No one expected Golden Week to mark a huge turn-around for Macau; however, the hope was that it would bring some type of relief for the city and its casinos after continued near-flat visitation that has lasted for several months. COVID-19 still refuses to release its grip and, even if the number of positive cases has dropped in the region, travel restrictions and concern over infection remain. As a result, Macau did the best it could to attract whatever portion of the market it could muster during the ongoing Chinese holiday period, but wasn’t able to achieve anything significant. Across the first three days of Golden Week, visitation to Macau was down almost 90% from what was recorded last year.
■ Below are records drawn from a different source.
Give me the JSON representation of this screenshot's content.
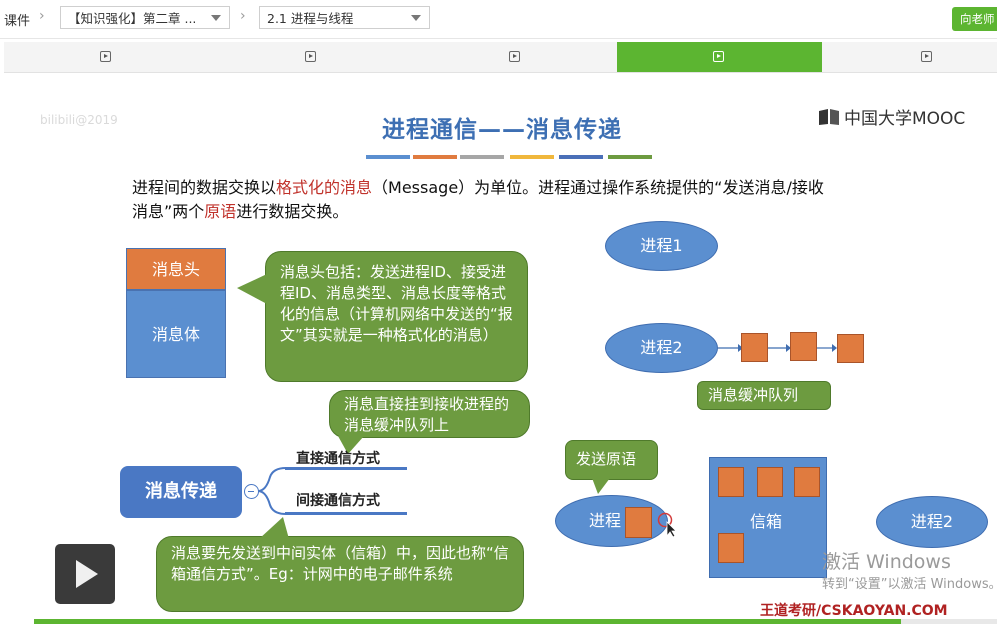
{
  "topbar": {
    "home_label": "课件",
    "chapter_dropdown": "【知识强化】第二章 ...",
    "section_dropdown": "2.1 进程与线程",
    "ask_button": "向老师"
  },
  "tabs": [
    {
      "icon": "video-icon",
      "active": false
    },
    {
      "icon": "video-icon",
      "active": false
    },
    {
      "icon": "video-icon",
      "active": false
    },
    {
      "icon": "video-icon",
      "active": true
    },
    {
      "icon": "video-icon",
      "active": false
    }
  ],
  "slide": {
    "watermark": "bilibili@2019",
    "logo": "中国大学MOOC",
    "title": "进程通信——消息传递",
    "title_bar_colors": [
      "#5b8fd0",
      "#e07b3f",
      "#a6a6a6",
      "#f0b73c",
      "#4a6fb8",
      "#6d9b40"
    ],
    "intro_line1_a": "进程间的数据交换以",
    "intro_line1_red": "格式化的消息",
    "intro_line1_b": "（Message）为单位。进程通过操作系统提供的“发送消息/接收",
    "intro_line2_a": "消息”两个",
    "intro_line2_red": "原语",
    "intro_line2_b": "进行数据交换。",
    "box_head": "消息头",
    "box_body": "消息体",
    "callout_header": "消息头包括：发送进程ID、接受进程ID、消息类型、消息长度等格式化的信息（计算机网络中发送的“报文”其实就是一种格式化的消息）",
    "callout_direct": "消息直接挂到接收进程的消息缓冲队列上",
    "callout_indirect": "消息要先发送到中间实体（信箱）中，因此也称“信箱通信方式”。Eg：计网中的电子邮件系统",
    "node_main": "消息传递",
    "branch_direct": "直接通信方式",
    "branch_indirect": "间接通信方式",
    "process1": "进程1",
    "process2": "进程2",
    "queue_label": "消息缓冲队列",
    "send_primitive": "发送原语",
    "process_sender": "进程",
    "mailbox": "信箱",
    "process2_right": "进程2",
    "site": "王道考研/CSKAOYAN.COM"
  },
  "overlay": {
    "activate_title": "激活 Windows",
    "activate_sub": "转到“设置”以激活 Windows。"
  },
  "player": {
    "progress": 0.9
  }
}
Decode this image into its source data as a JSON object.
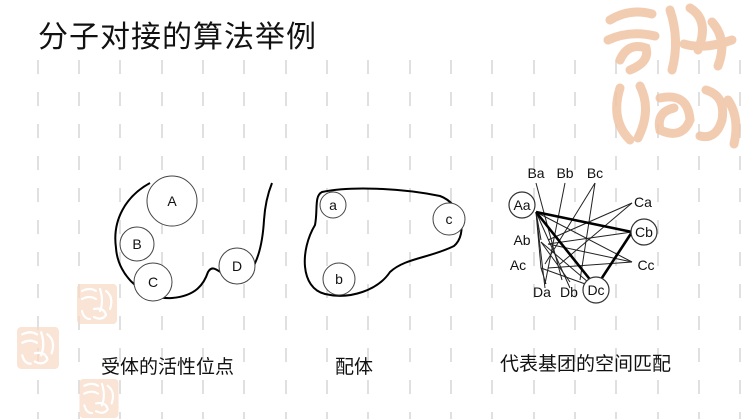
{
  "title": "分子对接的算法举例",
  "captions": {
    "receptor": "受体的活性位点",
    "ligand": "配体",
    "matching": "代表基团的空间匹配"
  },
  "receptor_sites": [
    "A",
    "B",
    "C",
    "D"
  ],
  "ligand_groups": [
    "a",
    "b",
    "c"
  ],
  "graph_nodes": [
    "Aa",
    "Ab",
    "Ac",
    "Ba",
    "Bb",
    "Bc",
    "Ca",
    "Cb",
    "Cc",
    "Da",
    "Db",
    "Dc"
  ],
  "seal_text": "吉祥如意",
  "colors": {
    "grid_line": "#e0e0e0",
    "seal": "#f0c4a4",
    "ink": "#111111"
  }
}
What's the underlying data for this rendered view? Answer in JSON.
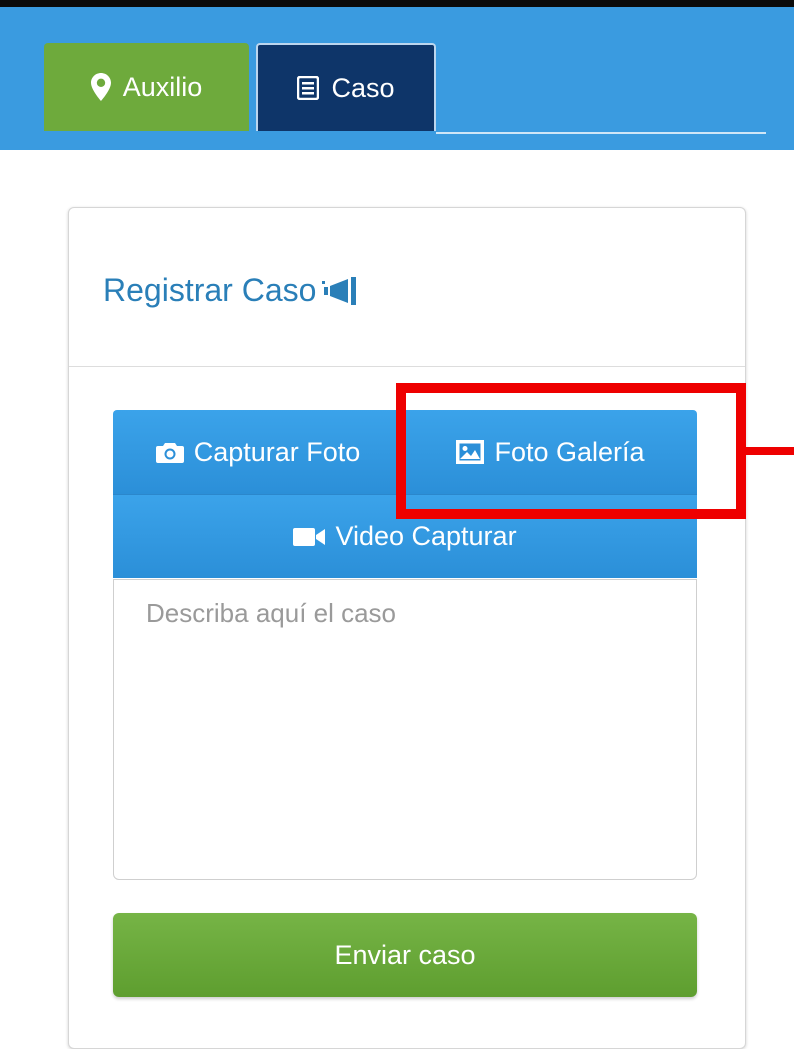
{
  "tabs": [
    {
      "label": "Auxilio",
      "icon": "map-pin-icon",
      "color": "#6eaa3c"
    },
    {
      "label": "Caso",
      "icon": "list-icon",
      "color": "#0e3569"
    }
  ],
  "header_color": "#3a9be0",
  "card": {
    "title": "Registrar Caso",
    "title_icon": "megaphone-icon",
    "title_color": "#2a7fb8"
  },
  "media_buttons": {
    "capture_photo": {
      "label": "Capturar Foto",
      "icon": "camera-icon"
    },
    "gallery_photo": {
      "label": "Foto Galería",
      "icon": "image-icon"
    },
    "capture_video": {
      "label": "Video Capturar",
      "icon": "video-camera-icon"
    },
    "color": "#3399e3"
  },
  "description": {
    "placeholder": "Describa aquí el caso",
    "value": ""
  },
  "submit": {
    "label": "Enviar caso",
    "color": "#6aa93c"
  },
  "highlight": {
    "target": "gallery_photo",
    "color": "#ee0000"
  }
}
According to data provided by the Macao Government Tourism Office (MGTO), Macau welcomed 58,345 arrivals from last Thursday through Saturday. That equals a drop of 87.2% from last year’s opening weekend, mostly fueled by an extreme decline in visitation from mainland China. Typically the biggest feeder for Macau, especially during the annual week-long holiday, only 55,100 mainlanders paid Macau a visit over the three-day period, a year-on-year decline of 86.1%.
The MGTO was most likely waiting with bated breath the morning of October 1, ready to see how the first day of Golden Week would turn out. The entry points to the city were underwhelmed, however, and only 15,500 visitors crossed over into the city. That represents an 88.5% drop from the first day of the holiday period last year, and October 2 didn’t get any better. Although the figures for the day showed 22,116 arrivals, that was off by 86.1% from what was recorded last year. On October 3, the number of arrivals dipped, with Macau welcoming only 20,726 visitors – 86.1% fewer than it had a year earlier.
This is the second year in a row that Macau visitation has been anything but impressive, especially for the city’s casinos. Last year, overall visitation saw a year-on-year increase of around 11%; however, the average daily revenue for the city’s gambling properties was about 12% less than what had been recorded in 2018. Most of that came from a drop in VIP gambling, which lost around 22-24% of the prior year’s level.
While the lack of visitation from mainland China was a huge factor in getting Golden Week off to a slow start in Macau, it wasn’t the only reason. Anyone looking to head to Macau from Hong Kong, another important feeder market, had to look for alternatives, as there is still a 14-day quarantine in place for those looking to pop in on Macau from Hong Kong. There’s still hope that the rest of the Golden Week holiday could offer some type of relief for Macau, but it’s already in a losing situation and won’t rebound enough to offset the declines.